There to throb and languish:
That would heal its anguish. Take away those rosy lips,
Rich with balmy treasure;
Lest I die with pleasure.
Night without a morning;
Nature gay adorning.
I KNEW BY THE SMOKE.
Above the green elms, that a cottage was near ; And I said, if there's peace to be found in the world,
The heart that was humble might hope for it here. 'Twas noon, and on flowers that languish'd around,
In silence repos’d the voluptuous bee;
But the woodpecker tapping the hollow beech tree. And here in this lone little wood, I exclaim'd,
With a maid who was lovely to soul and to eye, Who would blush when I prais’d her, and weep when
I blam'd, How bless'd could I live, and how calm could I die! By the shade of yon sumach, whose red berry dips
In the gush of the fountain, how sweet to recline, And to know that I sigh’d upon innocent lips,
Which had never been sigh’d on by any but mine.
COME REST IN THIS BOSOM. COME rest in this bosom, my own stricken deer ! Though the herd bave flown from thee, thy home is
still here ; Here still is a smile that no cloud can o'ercast, And the heart and the hand all thy own to the last.
Oh ! what was love made for if tis not the same
and shame ?
HOME, SWEET HOME. Mid pleasures and palaces, though we may roam, Be it ever so humble, there's no place like home ; A charm from the skies seems to hallow us there, Which, seek through the world, is not met with else
where; Home, home-sweet, sweet home ! There's no place like home, there's no place like
Home, home-sweet home;
THE BEACON, OR LIGHT-HOUSE.
Than if day in its pride had array'd it ;
Look'd pue as the spirit that made it. ·

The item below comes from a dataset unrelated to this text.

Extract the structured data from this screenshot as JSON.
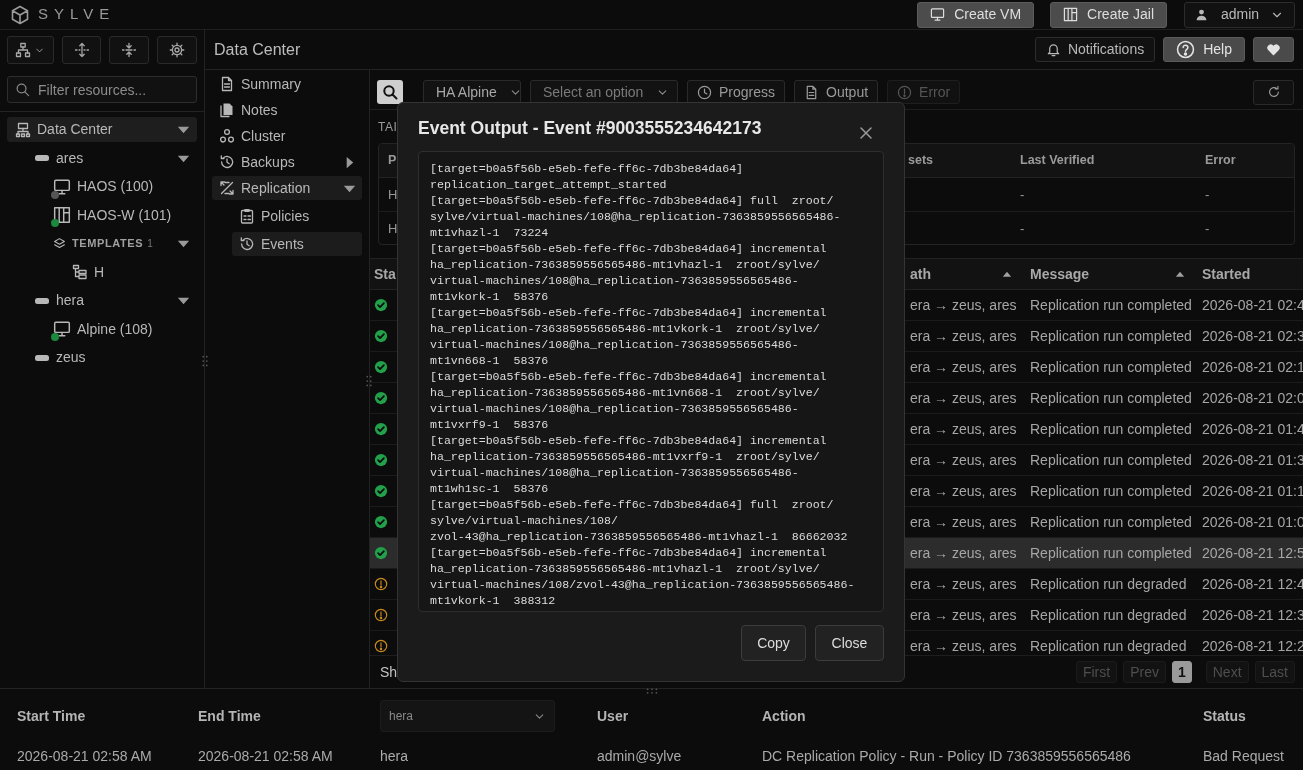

On the shadowy waves playful motion,
From the dim distant isle, till the beacon-fire blaz'd
Like a star in the midst of the ocean.
Was heard in his wildly breath'd numbers; The sea-bird had flown to lier wave-girdled nest,
The fisherman sunk to his slumbers: One moment I look'd from the hill's gentle slope,
(All hush'd was the billows' commotion) And thought that the beacon look'd lovely as hope,
That star of life's tremulous ocean.
Yet, when my head rests on its pillow,
That blaz'd on the breast of the billow. In life's closing hour, when the trembling soul flies
And death stills the heart's last emotion; 0! then may the seraph of mercy arise
Like a star on eternity's ocean!
Or hit the mark upon his infant's head-
And soldiers march'd with grief and dread!
Gaz'd all around with dauntless look,
Then nature and the father spoke.
For they sigh,
And wildly cry,
And straight the pointed arrow dies,
The trembling boy expects his doom,
All, all shriek out he dies! he dies.” When lo! the lofty trumpet sounds!
The mark is hit! the child is free! Into his father's arms he bounds,
Inspir'd by love and liberty! And now each valiant Swiss their joy partakes,
For mountains ring,
Whilst they sing,
NOTHING TRUE BUT HEAVEN.
For man's illusion giv'n;
There's nothing true but Heaven.
As fading hues of even; And Love, and Hope, and Beauty's bloom, Are blossoms gather'd for the tomb
There's nothing bright but Heaven! Poor wanderers of a stormy day!
From wave to wave we're driven; And fancy's flash, and Reason's ray, Serve but to light the troubled way
There's nothing calm but Heaven!
FRIEND OF MY SOUL.
'Twill chase each pensive tear;
But oh! 'tis more sincere.